Kazakhstan is still filled with uncertainties and major bitcoin mining operations are offline, but the impact is limited and is expected to be short-lived, Bekbau said. Restoring internet access is expected to bring most minors back online, despite the usual winter power rationing measures, as demand peaks between 6 p.m. and 11 p.m. most of the time due to the increase. of energy consumption by households, he said.
Kazakhstan’s strategic geographical location between Russia and China and the country’s enormous uranium reserves, which represent around 40% of the world’s supply, make it vital for international diplomacy, hence a need for political stability and military in this Central Asian country. According to FT report, US Secretary of State Anthony Blinken condemned Tokayev’s “shoot to kill” order as he urges country to tolerate peaceful protests while denigrating the president’s call for Russian help , saying: “These should be things the government of Kazakhstan can handle on its own.”

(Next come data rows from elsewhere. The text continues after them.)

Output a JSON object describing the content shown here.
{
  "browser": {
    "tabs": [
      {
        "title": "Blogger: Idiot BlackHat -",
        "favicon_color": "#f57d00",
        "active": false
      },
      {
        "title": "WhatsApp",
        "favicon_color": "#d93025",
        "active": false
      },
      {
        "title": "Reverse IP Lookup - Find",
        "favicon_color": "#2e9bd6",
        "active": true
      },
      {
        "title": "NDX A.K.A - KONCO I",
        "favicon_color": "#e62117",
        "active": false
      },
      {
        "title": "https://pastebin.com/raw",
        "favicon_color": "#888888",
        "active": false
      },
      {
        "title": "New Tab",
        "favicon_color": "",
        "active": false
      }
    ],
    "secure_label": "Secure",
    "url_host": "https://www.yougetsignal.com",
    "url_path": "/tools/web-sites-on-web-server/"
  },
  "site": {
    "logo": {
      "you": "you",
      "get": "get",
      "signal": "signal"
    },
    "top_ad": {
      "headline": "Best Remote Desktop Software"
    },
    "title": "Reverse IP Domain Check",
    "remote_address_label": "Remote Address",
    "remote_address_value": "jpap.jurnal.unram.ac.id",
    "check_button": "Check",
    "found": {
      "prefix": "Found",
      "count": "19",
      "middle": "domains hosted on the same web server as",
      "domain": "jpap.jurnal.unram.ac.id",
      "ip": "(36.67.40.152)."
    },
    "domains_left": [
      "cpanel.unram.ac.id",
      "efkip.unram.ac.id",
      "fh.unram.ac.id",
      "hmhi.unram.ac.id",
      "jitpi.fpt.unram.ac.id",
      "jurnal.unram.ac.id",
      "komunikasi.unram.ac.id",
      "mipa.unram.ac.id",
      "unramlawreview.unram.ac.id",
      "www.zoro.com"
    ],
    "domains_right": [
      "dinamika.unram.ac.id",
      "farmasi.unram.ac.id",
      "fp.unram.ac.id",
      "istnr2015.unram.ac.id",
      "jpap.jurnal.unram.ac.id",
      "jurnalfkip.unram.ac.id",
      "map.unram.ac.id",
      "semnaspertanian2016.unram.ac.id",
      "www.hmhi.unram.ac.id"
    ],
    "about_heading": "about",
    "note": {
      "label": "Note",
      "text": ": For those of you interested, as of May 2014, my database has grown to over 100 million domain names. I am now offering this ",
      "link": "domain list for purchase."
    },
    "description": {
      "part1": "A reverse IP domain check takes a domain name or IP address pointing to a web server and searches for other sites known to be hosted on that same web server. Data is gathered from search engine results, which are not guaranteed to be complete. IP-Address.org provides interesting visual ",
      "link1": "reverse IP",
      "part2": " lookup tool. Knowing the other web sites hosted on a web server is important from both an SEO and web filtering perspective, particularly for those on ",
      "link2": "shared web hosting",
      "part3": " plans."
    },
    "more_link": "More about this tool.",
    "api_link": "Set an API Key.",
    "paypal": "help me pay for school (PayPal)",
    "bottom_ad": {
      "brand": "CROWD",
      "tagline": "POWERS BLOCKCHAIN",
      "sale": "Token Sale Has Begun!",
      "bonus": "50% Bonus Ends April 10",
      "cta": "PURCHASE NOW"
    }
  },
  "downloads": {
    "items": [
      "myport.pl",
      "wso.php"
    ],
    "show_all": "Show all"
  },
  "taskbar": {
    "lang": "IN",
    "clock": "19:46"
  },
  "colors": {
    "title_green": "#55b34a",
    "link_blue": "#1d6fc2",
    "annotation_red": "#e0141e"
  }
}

Political instability is causing uncertainty in the bitcoin mining industry as companies have their hands tied in the midst of violent conflict, but due to a different geographic location than most riots, miners could have a prosperous future once Internet access is restored. The timeline is uncertain, however, because according to the FT report, Deputy Defense Minister Sultan Gamaletdinov said the counterterrorism operation would continue “until terrorists are completely eliminated and constitutional order is restored in the Republic of Kazakhstan.”